Fra Ibrahim Faltas celebrates the memory of the Blessed Virgin Mary and her Seven Sorrows on Calvary

Fra Ibrahim Faltas celebrates the memory of Our Lady of the Seven Sorrows on Calvary

The celebration of the memory of Our Lady of the Seven Sorrows in Jerusalem marks the start of Holy Week.

Mass was celebrated on Friday 22 March in the  Basilica of the Holy Sepulchre, on Calvary at the altar of Our Lady of Sorrows, which separates the Chapel which is the property of the Greek Orthodox from the Latin Chapel of the Crucifixion.

The Mass on Calvary

As tradition has it, it was the Vicar of the Custody, Fra Ibrahim Faltas, who presided over the celebration at the altar where there is the wooden bust of the Virgin Mary, donated to the Holy Sepulchre in 1778 by Maria the Pious, queen of Portugal. A sword pierces her chest, the representation of the prophesy of Simeon at the Temple, quoted in the Gospels on the childhood of Jesus: “He [Jesus] is here… a sign that will be contradicted; and you yourself a sword will pierce” (Luke 2,34-35).

The cult of Our Lady of Sorrows

The cult of Our Lady and her Seven Sorrows is a very ancient devotion which dates back to the 11th century: it was fixed on the Friday before Palm Sunday by Benedict XIII in 1727, and finally established on 15 September during the Second Vatican Council. However, here at the Holy Sepulchre, the pre-Council solemnity is also still alive, greatly beloved by pilgrims and faithful, remembered as the solemnity of the Septem Dolorum Beatae Mariae Virginis (Seven Sorrows of the Blessed Virgin Mary).

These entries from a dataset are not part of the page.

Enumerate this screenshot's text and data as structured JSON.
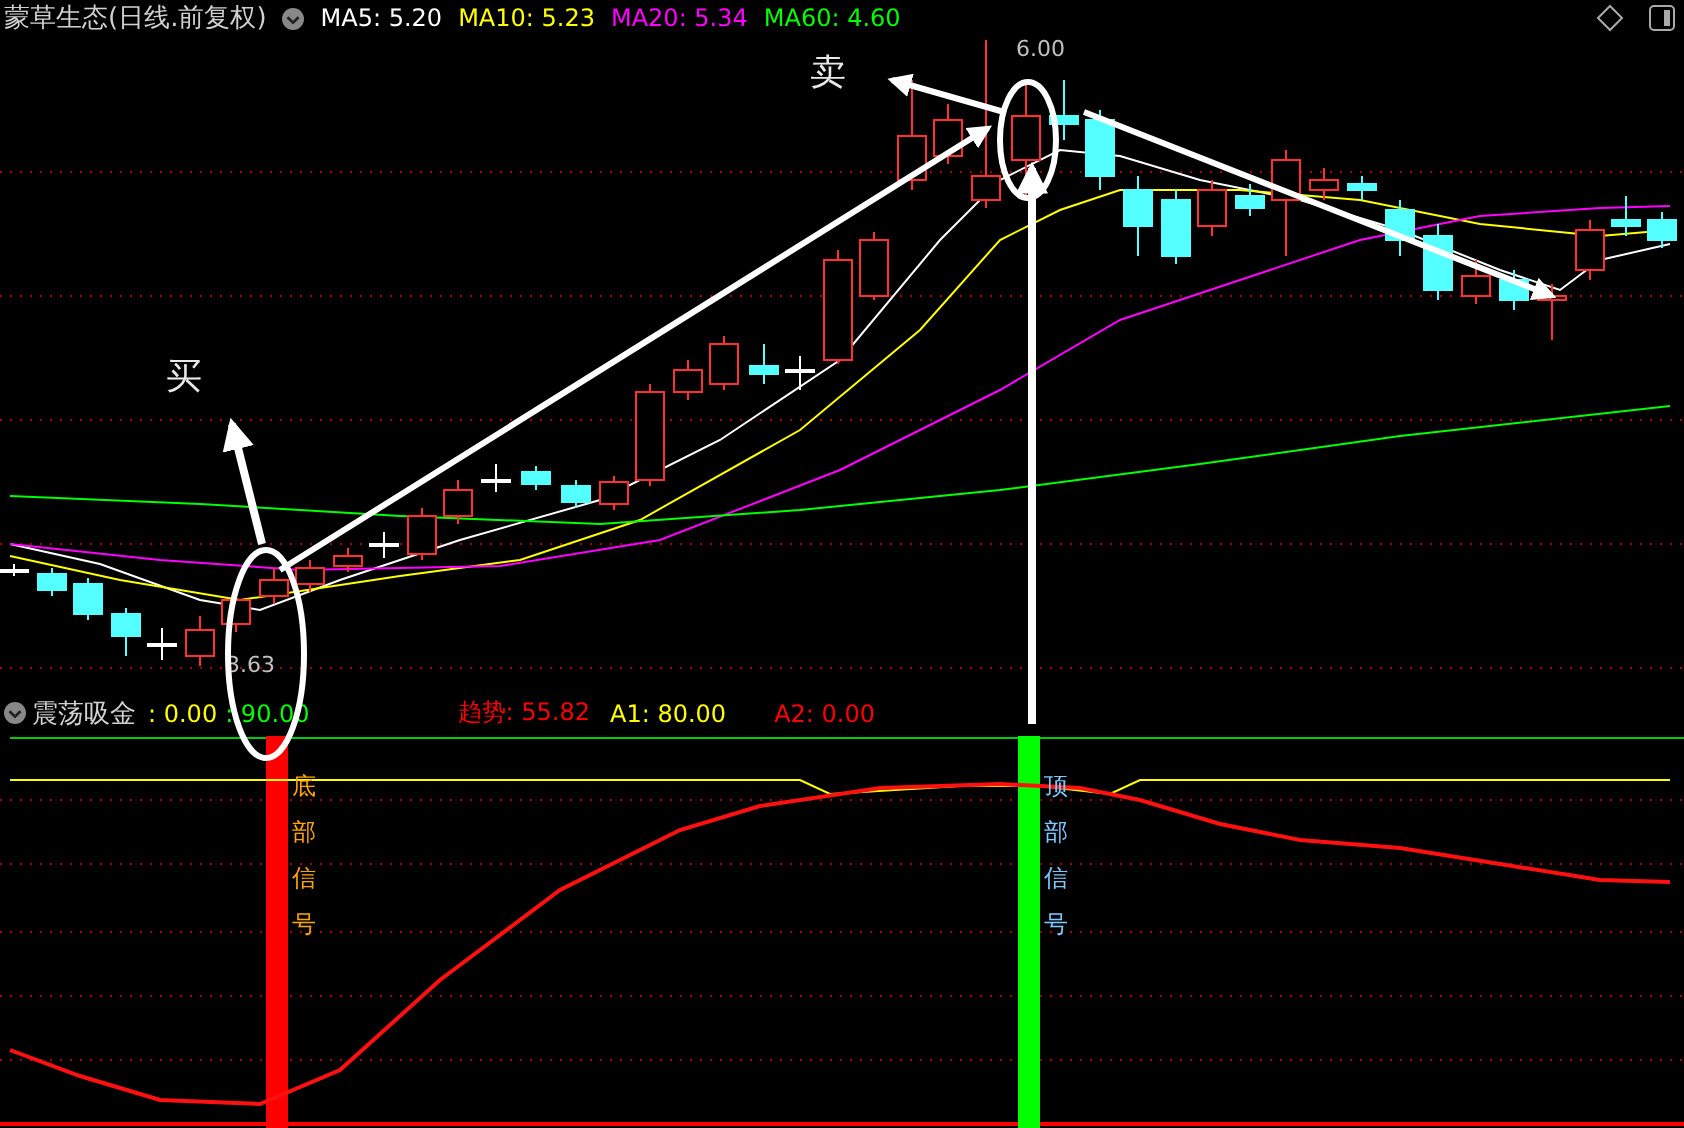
{
  "header": {
    "title": "蒙草生态(日线.前复权)",
    "indicators": [
      {
        "label": "MA5: 5.20",
        "color": "#ffffff"
      },
      {
        "label": "MA10: 5.23",
        "color": "#ffff00"
      },
      {
        "label": "MA20: 5.34",
        "color": "#ff00ff"
      },
      {
        "label": "MA60: 4.60",
        "color": "#00ff00"
      }
    ]
  },
  "main_chart": {
    "high_label": "6.00",
    "low_label": "3.63",
    "annotations": [
      {
        "text": "买"
      },
      {
        "text": "卖"
      }
    ]
  },
  "lower_panel": {
    "name": "震荡吸金",
    "values": [
      {
        "text": ": 0.00",
        "color": "#ffff00"
      },
      {
        "text": ": 90.00",
        "color": "#00ff00"
      },
      {
        "text": "趋势: 55.82",
        "color": "#ff0000"
      },
      {
        "text": "A1: 80.00",
        "color": "#ffff00"
      },
      {
        "text": "A2: 0.00",
        "color": "#ff0000"
      }
    ],
    "signals": [
      {
        "text": "底部信号",
        "kind": "bottom",
        "color": "#ff0000"
      },
      {
        "text": "顶部信号",
        "kind": "top",
        "color": "#00ff00"
      }
    ]
  }
}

They form a sort of path of suffering, which the Mother of the Lord followed throughout her earthly life. The prophesy of Simeon about her son (Luke 2, 34-35), the flight with Joseph and the child to Egypt (Matthew, 2, 13-21), Jesus getting lost at twelve and then found at the temple (Luke, 2, 41-51), the encounter with Jesus on the Via Crucis (Luke 23, 27-31), her suffering at the foot of the cross (John 19, 25-27), the moment when she holds her dead son in her arms (Matthew, 27, 57-59) and lastly when she watches the descent of Jesus to the Sepulchre (John 19, 40-42).

The song of Stabat Mater, attributed to Jacopone da Todi, accompanied the liturgy and allowed those present and the concelebrants to enter the heart-breaking depth of today’s Mystery.

The face of all suffering mothers is in Our Lady of the Sorrows

Fra Ibrahim Faltas, during his homily, wanted to underline the connection between Mary’s sorrow and the sorrow of all mothers. His thoughts go to the mothers of Gaza, whose suffering the Vicar has seen and known at first-hand, especially in Italy, where recently he has helped ill children from Gaza have treatment in children’s hospitals: “The seven sorrows of Mary are similar to the painful story of many mothers who today are forced to flee to find a safe refuge for their children, under bombings, where everything around them has been destroyed: mothers who do not have food for their starving children, or who look for their small children amid the rubble.”

“It is necessary,” Fra Ibrahim continues, “to keep looking at Mary, who teaches us to contemplate the crucifix, the great mystery of God’s love for us.  Our Lady of the Sorrows teaches us that we have to enter the mystery of Christ’s passion: Mary joined the suffering on the Cross not only with her physical presence, but above all for the love of her Son. Today’s celebration teaches us a lesson of true and deep compassion, Mary suffers for Jesus but she also suffers with Him and the Passion of Christ is to take part in all human sorrow.”

Silvia Giuliano